However, we are getting closer. Scientists, inspired by Wells’ story, have made the first step forward.
In the original The Invisible Man, a scientist eventually achieves invisibility by altering the skin’s refractive index – a number that describes how fast light travels through a material. Wells imagines that the scientist, Griffin, was able to change the refractive index of human skin (which is around 1.4) to match that of air, which is around 1.
That idea is based on real science. If you match the refractive index of an object and a body of liquid, like oil, you can make an object appear to vanish.
Using a protein found in a squid called the opalescent inshore squid (they’re found in the pacific from California to Alaska), scientists recently found a way to change the refractive index of human kidney cells to resemble that of their environment. They’re not quite invisible, but they do become nearly completely transparent when those cells are mixed with a salt solution.
This finding was published Tuesday in the journal Nature Communications.
Alon Gorodetsky is the paper’s lead author and an associate professor of chemical and biomolecular engineering at UC Irvine. He tells Inverse that his goal is to eventually use this technology to make human skin transparent too, which could have implications for cosmetic surgery or cell imaging. But also just because it’s cool.
“From my perspective, it's inspired by a lot of science fiction type stuff that I used to love as a kid – those kinds of fantastic concepts that even H.G. Wells was thinking about 120 years ago,” he says.
Achieving transparency – Cephalopods like cuttlefish, octopuses, and the inshore squid have cells in their bodies called leucophore cells. These can scatter the full spectrum of visible light.

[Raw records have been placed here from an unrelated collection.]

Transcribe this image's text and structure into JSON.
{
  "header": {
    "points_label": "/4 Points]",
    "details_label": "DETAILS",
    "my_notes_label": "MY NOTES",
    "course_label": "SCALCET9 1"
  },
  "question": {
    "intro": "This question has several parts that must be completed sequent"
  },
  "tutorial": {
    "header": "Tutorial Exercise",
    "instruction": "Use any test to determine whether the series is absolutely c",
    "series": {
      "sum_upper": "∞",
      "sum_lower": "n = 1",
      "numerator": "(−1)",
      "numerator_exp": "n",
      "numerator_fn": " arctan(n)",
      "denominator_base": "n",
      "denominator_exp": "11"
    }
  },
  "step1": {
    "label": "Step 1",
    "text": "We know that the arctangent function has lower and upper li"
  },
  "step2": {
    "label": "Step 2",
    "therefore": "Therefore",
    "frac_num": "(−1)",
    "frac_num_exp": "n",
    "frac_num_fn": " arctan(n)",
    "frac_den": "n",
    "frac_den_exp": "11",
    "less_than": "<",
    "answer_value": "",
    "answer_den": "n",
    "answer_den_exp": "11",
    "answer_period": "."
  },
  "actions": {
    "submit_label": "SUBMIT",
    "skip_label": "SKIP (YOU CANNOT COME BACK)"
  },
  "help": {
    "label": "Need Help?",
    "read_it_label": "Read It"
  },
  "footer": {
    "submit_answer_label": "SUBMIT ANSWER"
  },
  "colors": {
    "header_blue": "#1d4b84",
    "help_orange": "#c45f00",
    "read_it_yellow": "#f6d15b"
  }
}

Normally, these creatures look milky white, but they can also scatter the filtered light from seawater, which allows them to blend in with their environments.
In the inshore squid, leucophore cells are found on a strip on the mantle, the main portion of their bodies. When a female is threatened, she can switch the color of a stripe composed of these cells from transparent to opaque white, which can help her "avoid unwanted aggression," the authors write.

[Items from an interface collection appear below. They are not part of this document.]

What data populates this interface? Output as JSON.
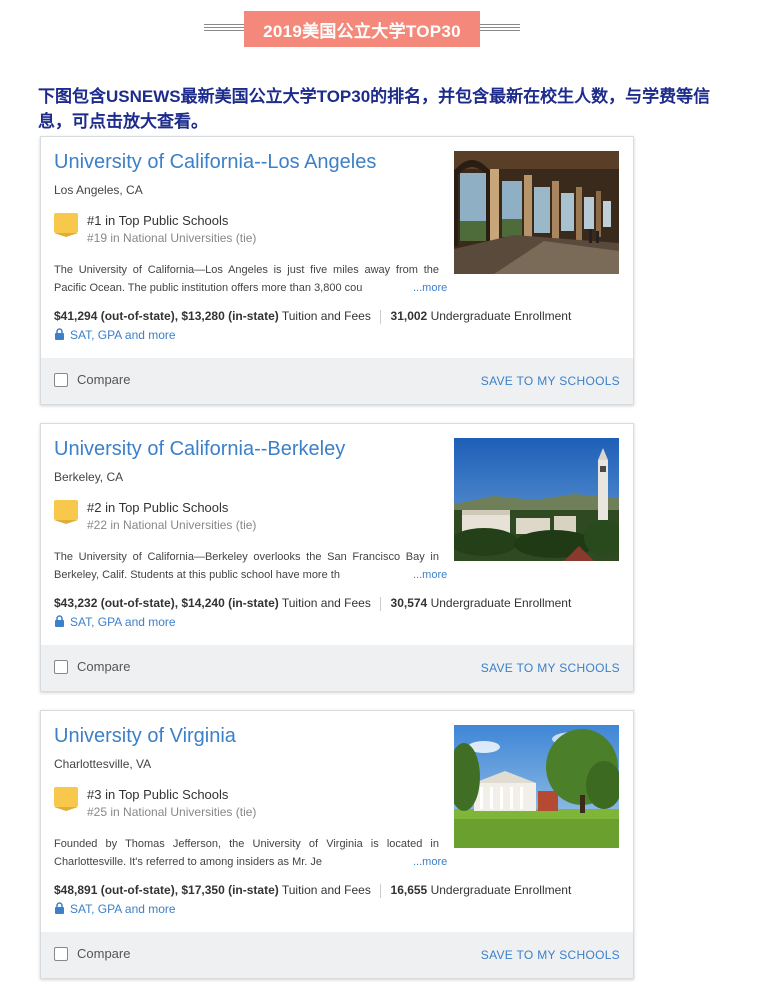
{
  "header": {
    "title": "2019美国公立大学TOP30"
  },
  "intro": "下图包含USNEWS最新美国公立大学TOP30的排名，并包含最新在校生人数，与学费等信息，可点击放大查看。",
  "cards": [
    {
      "name": "University of California--Los Angeles",
      "location": "Los Angeles, CA",
      "rank": "#1 in Top Public Schools",
      "rank_sub": "#19 in National Universities (tie)",
      "description": "The University of California—Los Angeles is just five miles away from the Pacific Ocean. The public institution offers more than 3,800 cou",
      "more": "...more",
      "tuition_value": "$41,294 (out-of-state), $13,280 (in-state)",
      "tuition_label": "Tuition and Fees",
      "enrollment_value": "31,002",
      "enrollment_label": "Undergraduate Enrollment",
      "sat": "SAT, GPA and more",
      "compare": "Compare",
      "save": "SAVE TO MY SCHOOLS",
      "photo": "ucla-arcade-photo"
    },
    {
      "name": "University of California--Berkeley",
      "location": "Berkeley, CA",
      "rank": "#2 in Top Public Schools",
      "rank_sub": "#22 in National Universities (tie)",
      "description": "The University of California—Berkeley overlooks the San Francisco Bay in Berkeley, Calif. Students at this public school have more th",
      "more": "...more",
      "tuition_value": "$43,232 (out-of-state), $14,240 (in-state)",
      "tuition_label": "Tuition and Fees",
      "enrollment_value": "30,574",
      "enrollment_label": "Undergraduate Enrollment",
      "sat": "SAT, GPA and more",
      "compare": "Compare",
      "save": "SAVE TO MY SCHOOLS",
      "photo": "berkeley-campus-photo"
    },
    {
      "name": "University of Virginia",
      "location": "Charlottesville, VA",
      "rank": "#3 in Top Public Schools",
      "rank_sub": "#25 in National Universities (tie)",
      "description": "Founded by Thomas Jefferson, the University of Virginia is located in Charlottesville. It's referred to among insiders as Mr. Je",
      "more": "...more",
      "tuition_value": "$48,891 (out-of-state), $17,350 (in-state)",
      "tuition_label": "Tuition and Fees",
      "enrollment_value": "16,655",
      "enrollment_label": "Undergraduate Enrollment",
      "sat": "SAT, GPA and more",
      "compare": "Compare",
      "save": "SAVE TO MY SCHOOLS",
      "photo": "uva-lawn-photo"
    }
  ],
  "colors": {
    "banner": "#f4897b",
    "intro_text": "#1d2c8c",
    "link": "#3c80c9",
    "rank_flag": "#f7c84c"
  }
}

These cells can scatter light because they express a protein called reflectin A1, which creates tiny circular particles that scatter light. Gorodetsky and his team engineered embryonic human kidney cells to express that protein, which gave them these tiny, light scattering particles too.

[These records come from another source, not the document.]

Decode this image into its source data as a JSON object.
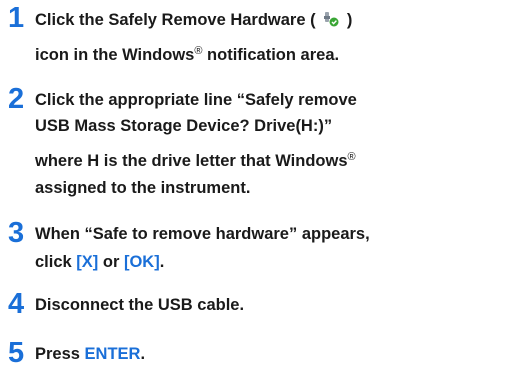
{
  "steps": [
    {
      "number": "1",
      "line1_a": "Click the Safely Remove Hardware (",
      "icon": "safely-remove-hardware-icon",
      "line1_b": ")",
      "line2_a": "icon in the Windows",
      "line2_sup": "®",
      "line2_b": " notification area."
    },
    {
      "number": "2",
      "line1": "Click the appropriate line “Safely remove",
      "line2": "USB Mass Storage Device? Drive(H:)”",
      "line3_a": "where H is the drive letter that Windows",
      "line3_sup": "®",
      "line4": "assigned to the instrument."
    },
    {
      "number": "3",
      "line1": "When “Safe to remove hardware” appears,",
      "line2_a": "click ",
      "x_key": "[X]",
      "line2_or": " or ",
      "ok_key": "[OK]",
      "line2_end": "."
    },
    {
      "number": "4",
      "line1": "Disconnect the USB cable."
    },
    {
      "number": "5",
      "line1_a": "Press ",
      "enter_key": "ENTER",
      "line1_end": "."
    }
  ],
  "colors": {
    "step_number": "#1a6fd8",
    "key_text": "#1a6fd8",
    "body_text": "#1a1a1a"
  }
}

“Our engineered human cells work almost the same way, as far as we can tell, as the natural leucophore cells in squid skin,” he says.
Importantly, the team also found a way to manipulate the transparency of these cells by changing the actual size of these light-scattering particles. Gorodetsky explains that, by adding a salt solution, they were able to make the particles swell in size, and shift in arrangement.
That allows for fine-tuning of the actual refractive index of these cells, which could allow them to blend into different kinds of environments. To test this, they placed the cells between two slides and coated each with a different concentration of Sodium Chloride (wither 117mM NaCl or 217mM).
When cells were exposed to the lower salt concentrations, the team observed that they were "visibly transparent to the naked eye." When exposed to the higher concentration, they found that the cells reflected slightly more light, and were “visibly opaque to the naked eye" but still easier to see than before.
That change means that this level of transparency is tunable, which could allow scientists to toggle between degrees of transparency, which opens up far more uses for these kinds of transparent cells.
The point of transparency – Using different kinds of techniques, scientists have already progressed to making fully transparent human organs, or see-through mouse brains by applying a detergent that strips away lipids that block light. Some scientists have already created entirely transparent, dead mice, all in the name of being able to see how the body is connected in even greater detail.
Gorodetsky’s method is manipulatable, and can be applied to one specific cell at a time, which has applications for cell imaging, he says. He also imagines these transparent cells could be used for cosmetic surgery – to help hide a scar or create different types of visual effects on the body.
The ultimate goal, though, is larger.
“We'd like to make human skin that can change its transparency, like squid skin. But that is quite a challenging and very arduous project,” he says. “We’re just at the very beginning of opening the possibility of doing it. But that's what gets me excited to go to work in the morning!”
Humans value transparency in their news, politics and social lives. But we also might soon learn to value it in our bodies too.
Abstract: Although many animals have evolved intrinsic transparency for the purpose of concealment, the development of dynamic, that is, controllable and reversible, transparency for living human cells and tissues has remained elusive to date. Here, by drawing inspiration from the structures and functionalities of adaptive cephalopod skin cells, we design and engineer human cells that contain reconfigurable protein-based photonic architectures and, as a result, possess tunable transparency-changing and light-scattering capabilities. Our findings may lead to the development of unique biophotonic tools for applications in materials science and bioengineering and may also facilitate an improved understanding of a wide range of biological systems.